    Exercise has many benefits including helping to keep glucose and insulin levels in check, as well as burning calories!

    • Check bodyweight regularly

    Using a weigh tape is a simple and easy way to monitor your horse’s weight; although not 100% accurate, if used in the same way every week they are a great way to track weight changes. You can also Body Condition Score (BCS) your horse to ensure that they are at the correct weight. The British Horse Society and several feed companies have BCS scaling systems and explanations on how to assess your horse online. Alternatively, you can ask your vet to body condition score your horse at any visit or bring your horse to the clinic to use our weigh bridge.

    Restrict intake by using a muzzle or strip grazing when on grass and slow-feed hay nets 

    Horses, and especially ponies, are very good at eating as much as they can when they have the opportunity – they can eat up to 70% of their daily intake of grass in just 3 hours. Having a muzzle on for half a day can help restrict their intake but probably isn’t enough if you are struggling to keep on top of their weight.

    Turn your horse out at night when the grass contains less fructan (the storage form of sugar) and avoid turning your horse out on sunny, frosty mornings, when the grass may contain high levels of fructan

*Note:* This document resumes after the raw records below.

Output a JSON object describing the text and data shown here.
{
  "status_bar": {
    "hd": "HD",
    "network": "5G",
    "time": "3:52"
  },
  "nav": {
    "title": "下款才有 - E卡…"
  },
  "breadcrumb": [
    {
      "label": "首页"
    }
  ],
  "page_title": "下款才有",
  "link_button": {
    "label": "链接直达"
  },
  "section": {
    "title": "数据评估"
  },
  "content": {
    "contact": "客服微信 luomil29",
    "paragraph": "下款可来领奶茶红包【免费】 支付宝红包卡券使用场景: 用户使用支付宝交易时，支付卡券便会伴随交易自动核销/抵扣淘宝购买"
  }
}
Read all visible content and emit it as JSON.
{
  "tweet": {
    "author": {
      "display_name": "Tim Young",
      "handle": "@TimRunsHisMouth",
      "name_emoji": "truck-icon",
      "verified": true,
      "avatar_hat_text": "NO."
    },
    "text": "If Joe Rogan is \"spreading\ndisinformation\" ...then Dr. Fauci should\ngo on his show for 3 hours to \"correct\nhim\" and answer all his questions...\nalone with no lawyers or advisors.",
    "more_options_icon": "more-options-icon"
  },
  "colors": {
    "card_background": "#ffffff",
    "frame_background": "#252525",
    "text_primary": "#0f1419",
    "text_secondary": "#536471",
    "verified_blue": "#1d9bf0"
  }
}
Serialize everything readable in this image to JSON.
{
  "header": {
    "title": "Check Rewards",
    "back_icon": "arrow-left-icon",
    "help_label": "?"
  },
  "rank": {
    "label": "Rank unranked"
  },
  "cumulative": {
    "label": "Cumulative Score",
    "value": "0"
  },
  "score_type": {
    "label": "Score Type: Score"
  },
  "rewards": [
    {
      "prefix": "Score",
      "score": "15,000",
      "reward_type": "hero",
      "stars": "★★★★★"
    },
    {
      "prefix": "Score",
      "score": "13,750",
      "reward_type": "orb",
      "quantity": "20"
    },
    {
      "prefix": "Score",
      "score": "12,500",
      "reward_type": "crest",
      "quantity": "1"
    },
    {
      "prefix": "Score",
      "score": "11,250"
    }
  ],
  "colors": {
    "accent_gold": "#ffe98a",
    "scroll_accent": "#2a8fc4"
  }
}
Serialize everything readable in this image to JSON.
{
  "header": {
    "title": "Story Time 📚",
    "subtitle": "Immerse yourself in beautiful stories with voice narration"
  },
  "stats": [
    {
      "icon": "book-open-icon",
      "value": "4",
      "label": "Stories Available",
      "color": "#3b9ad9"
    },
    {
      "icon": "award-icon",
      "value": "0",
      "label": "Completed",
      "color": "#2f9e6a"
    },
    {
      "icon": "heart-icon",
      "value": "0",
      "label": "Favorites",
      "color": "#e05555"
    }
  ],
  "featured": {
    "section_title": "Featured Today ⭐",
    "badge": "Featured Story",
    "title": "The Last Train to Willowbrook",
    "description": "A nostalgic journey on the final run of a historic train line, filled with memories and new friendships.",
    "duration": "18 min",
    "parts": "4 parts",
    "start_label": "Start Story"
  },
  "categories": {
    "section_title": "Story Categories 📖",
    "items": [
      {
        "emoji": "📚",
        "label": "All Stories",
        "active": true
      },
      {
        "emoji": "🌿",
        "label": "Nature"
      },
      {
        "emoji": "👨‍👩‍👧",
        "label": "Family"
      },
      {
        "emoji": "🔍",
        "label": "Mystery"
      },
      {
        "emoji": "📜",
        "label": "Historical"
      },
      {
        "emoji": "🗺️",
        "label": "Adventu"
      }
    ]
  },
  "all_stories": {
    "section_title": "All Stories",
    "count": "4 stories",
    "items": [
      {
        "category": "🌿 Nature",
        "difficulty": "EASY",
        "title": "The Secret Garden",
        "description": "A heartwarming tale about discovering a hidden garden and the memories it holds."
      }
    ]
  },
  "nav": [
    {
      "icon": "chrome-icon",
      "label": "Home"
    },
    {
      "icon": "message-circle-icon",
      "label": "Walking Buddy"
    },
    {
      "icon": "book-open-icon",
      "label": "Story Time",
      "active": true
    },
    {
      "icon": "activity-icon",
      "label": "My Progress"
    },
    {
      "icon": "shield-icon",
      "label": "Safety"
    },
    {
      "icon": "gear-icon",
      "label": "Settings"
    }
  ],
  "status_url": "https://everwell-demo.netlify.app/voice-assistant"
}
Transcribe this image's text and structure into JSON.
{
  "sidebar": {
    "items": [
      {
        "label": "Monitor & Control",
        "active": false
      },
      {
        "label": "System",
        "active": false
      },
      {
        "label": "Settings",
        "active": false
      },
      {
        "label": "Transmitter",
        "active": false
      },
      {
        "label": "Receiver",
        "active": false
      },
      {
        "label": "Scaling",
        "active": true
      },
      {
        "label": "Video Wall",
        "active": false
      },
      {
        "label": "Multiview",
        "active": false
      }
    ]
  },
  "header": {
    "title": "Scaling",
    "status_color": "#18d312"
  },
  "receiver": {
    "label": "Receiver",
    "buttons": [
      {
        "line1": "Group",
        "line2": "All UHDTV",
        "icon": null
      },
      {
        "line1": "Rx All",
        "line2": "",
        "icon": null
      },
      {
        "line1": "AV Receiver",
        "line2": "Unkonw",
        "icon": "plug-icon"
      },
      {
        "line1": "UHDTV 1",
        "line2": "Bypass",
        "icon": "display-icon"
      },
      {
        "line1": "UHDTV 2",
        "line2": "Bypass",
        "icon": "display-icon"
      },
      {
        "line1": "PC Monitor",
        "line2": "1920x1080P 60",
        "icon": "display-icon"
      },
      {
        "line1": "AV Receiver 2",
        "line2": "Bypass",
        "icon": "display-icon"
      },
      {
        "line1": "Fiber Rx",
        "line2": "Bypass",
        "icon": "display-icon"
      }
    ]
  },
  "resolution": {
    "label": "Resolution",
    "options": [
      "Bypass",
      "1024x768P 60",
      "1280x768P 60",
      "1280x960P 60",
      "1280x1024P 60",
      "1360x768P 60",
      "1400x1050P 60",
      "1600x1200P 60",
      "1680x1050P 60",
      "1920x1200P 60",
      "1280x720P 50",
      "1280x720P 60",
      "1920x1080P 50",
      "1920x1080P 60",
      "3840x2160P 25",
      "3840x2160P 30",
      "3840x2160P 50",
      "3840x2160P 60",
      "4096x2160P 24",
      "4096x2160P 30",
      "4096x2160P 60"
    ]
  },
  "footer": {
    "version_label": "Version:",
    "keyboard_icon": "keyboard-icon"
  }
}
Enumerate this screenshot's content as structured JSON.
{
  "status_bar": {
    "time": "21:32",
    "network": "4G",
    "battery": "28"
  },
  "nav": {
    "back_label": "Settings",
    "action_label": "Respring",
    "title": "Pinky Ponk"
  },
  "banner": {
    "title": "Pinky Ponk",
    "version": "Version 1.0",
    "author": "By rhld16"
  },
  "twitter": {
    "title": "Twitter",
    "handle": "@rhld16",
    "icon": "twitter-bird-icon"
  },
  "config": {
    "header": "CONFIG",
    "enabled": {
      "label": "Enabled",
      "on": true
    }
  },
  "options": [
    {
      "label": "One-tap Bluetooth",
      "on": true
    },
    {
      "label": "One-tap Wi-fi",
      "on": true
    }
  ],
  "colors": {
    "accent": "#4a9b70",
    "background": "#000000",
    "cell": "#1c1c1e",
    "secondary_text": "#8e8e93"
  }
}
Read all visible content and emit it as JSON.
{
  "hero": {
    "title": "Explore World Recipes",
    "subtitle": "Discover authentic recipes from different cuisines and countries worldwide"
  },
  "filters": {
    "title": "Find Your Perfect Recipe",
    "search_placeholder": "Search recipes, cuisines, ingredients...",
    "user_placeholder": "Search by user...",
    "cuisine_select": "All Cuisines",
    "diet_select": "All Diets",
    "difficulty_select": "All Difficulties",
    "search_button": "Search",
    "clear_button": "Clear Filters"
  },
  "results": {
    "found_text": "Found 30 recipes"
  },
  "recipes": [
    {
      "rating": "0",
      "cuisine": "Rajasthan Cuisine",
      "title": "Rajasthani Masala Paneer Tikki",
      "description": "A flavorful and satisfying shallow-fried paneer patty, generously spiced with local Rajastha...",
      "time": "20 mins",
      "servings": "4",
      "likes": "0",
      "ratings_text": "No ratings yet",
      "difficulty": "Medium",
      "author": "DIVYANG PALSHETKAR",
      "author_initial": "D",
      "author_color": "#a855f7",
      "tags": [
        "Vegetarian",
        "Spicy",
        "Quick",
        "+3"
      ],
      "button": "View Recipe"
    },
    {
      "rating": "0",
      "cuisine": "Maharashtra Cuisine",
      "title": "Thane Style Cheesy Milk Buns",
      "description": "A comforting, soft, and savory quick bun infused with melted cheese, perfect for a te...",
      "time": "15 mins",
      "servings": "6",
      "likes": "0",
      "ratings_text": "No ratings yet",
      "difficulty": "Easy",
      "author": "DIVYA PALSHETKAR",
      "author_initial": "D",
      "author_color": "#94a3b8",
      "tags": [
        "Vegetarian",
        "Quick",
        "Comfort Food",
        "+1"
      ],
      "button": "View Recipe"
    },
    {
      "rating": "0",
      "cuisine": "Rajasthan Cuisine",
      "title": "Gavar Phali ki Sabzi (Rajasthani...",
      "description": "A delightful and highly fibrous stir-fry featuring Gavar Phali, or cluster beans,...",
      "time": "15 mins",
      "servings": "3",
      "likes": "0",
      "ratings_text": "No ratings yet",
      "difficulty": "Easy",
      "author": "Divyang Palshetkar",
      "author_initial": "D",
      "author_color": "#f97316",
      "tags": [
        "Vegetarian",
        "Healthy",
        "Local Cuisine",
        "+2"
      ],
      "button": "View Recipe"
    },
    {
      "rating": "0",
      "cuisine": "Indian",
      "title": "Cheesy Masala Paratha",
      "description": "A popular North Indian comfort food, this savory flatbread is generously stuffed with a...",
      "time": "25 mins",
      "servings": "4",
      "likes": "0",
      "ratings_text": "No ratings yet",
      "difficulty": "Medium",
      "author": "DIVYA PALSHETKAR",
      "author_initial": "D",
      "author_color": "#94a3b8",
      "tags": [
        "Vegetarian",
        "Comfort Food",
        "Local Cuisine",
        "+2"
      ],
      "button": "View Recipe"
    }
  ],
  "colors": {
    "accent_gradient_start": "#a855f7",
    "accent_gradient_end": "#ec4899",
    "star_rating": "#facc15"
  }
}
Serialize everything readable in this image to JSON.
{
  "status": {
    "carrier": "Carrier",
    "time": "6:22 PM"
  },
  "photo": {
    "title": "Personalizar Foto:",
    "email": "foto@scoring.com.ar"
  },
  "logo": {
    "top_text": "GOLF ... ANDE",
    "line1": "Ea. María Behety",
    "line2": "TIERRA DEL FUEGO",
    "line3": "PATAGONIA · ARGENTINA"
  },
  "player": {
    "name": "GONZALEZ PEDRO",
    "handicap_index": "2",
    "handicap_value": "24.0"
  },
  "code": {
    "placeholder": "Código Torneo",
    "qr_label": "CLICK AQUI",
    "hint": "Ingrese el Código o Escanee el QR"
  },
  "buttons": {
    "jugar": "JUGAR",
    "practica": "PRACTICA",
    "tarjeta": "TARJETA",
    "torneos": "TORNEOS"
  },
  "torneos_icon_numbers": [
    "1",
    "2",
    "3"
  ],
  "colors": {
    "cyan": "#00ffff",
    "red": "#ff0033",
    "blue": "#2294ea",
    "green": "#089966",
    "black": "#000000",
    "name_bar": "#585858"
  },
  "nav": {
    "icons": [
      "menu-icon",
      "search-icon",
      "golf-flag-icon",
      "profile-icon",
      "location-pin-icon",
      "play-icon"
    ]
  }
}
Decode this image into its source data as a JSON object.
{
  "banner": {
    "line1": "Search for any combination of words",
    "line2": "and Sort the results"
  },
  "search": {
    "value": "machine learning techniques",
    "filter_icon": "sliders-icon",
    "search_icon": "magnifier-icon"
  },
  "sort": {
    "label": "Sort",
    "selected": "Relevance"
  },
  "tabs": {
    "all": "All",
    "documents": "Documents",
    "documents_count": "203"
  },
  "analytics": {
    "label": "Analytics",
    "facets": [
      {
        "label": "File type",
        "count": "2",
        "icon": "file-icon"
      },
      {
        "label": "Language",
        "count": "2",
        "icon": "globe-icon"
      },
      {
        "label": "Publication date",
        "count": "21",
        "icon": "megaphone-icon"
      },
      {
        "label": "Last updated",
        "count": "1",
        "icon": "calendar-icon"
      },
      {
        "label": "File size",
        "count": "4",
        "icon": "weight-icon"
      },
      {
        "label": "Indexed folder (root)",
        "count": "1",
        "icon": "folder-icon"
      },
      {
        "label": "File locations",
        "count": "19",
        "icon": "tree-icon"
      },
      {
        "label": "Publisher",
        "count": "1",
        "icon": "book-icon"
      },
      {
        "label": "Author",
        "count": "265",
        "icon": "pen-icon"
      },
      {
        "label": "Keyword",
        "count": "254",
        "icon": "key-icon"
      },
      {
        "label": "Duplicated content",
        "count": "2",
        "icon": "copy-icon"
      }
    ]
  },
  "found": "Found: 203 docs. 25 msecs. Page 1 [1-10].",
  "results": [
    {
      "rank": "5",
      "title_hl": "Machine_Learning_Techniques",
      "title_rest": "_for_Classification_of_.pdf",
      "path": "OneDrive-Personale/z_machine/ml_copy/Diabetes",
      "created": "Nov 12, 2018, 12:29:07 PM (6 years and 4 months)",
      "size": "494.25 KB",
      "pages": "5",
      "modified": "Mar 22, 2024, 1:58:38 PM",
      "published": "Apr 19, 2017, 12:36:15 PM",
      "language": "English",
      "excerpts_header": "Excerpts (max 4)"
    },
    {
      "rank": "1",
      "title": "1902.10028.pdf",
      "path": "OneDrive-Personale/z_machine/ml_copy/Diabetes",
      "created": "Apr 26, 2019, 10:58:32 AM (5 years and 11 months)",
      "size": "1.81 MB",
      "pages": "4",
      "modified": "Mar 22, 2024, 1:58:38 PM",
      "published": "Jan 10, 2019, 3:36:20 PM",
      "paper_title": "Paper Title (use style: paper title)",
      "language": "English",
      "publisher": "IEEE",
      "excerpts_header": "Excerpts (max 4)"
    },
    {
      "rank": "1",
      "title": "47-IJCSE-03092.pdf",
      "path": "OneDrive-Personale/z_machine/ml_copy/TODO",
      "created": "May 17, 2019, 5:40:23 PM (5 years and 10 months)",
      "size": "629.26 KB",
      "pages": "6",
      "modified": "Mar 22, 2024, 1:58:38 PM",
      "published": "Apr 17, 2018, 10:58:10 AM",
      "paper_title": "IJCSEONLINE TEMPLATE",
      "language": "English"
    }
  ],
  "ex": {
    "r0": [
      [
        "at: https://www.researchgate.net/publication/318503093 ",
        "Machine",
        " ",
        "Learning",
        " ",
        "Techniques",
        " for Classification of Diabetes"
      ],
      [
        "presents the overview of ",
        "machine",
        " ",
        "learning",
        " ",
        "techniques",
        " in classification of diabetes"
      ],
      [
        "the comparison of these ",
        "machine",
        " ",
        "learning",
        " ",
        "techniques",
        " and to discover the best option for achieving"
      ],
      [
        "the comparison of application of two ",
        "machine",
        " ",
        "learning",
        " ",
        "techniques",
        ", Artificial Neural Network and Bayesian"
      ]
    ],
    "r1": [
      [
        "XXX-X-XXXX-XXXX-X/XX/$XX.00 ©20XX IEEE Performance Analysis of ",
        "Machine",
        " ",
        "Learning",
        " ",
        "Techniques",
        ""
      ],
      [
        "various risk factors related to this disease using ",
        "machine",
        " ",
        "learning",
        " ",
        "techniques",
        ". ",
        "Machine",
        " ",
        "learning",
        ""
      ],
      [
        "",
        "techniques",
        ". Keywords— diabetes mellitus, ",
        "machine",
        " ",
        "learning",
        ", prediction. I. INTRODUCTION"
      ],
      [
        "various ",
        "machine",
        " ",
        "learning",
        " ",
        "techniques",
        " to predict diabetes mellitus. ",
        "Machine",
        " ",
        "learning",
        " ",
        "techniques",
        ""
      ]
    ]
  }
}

    Fructan levels increase when grass photosynthesises but can’t grow e.g. cold weather. Levels are highest at the start and end of growing season, making Spring and Autumn high risk periods. Topping the grass or keeping it regularly grazed can reduce fructan levels, as they are mostly produced in the newest leaves.

    Feed a low sugar, low starch diet

    Soaking hay for 1 hour in cold water or 30 minutes in warm water will reduce the sugar content without stripping the hay of important nutrients and avoid cereal-based feeds. These feeds have a high carbohydrate content which can lead to insulin spikes and if gorged on, can cause inflammatory laminitis.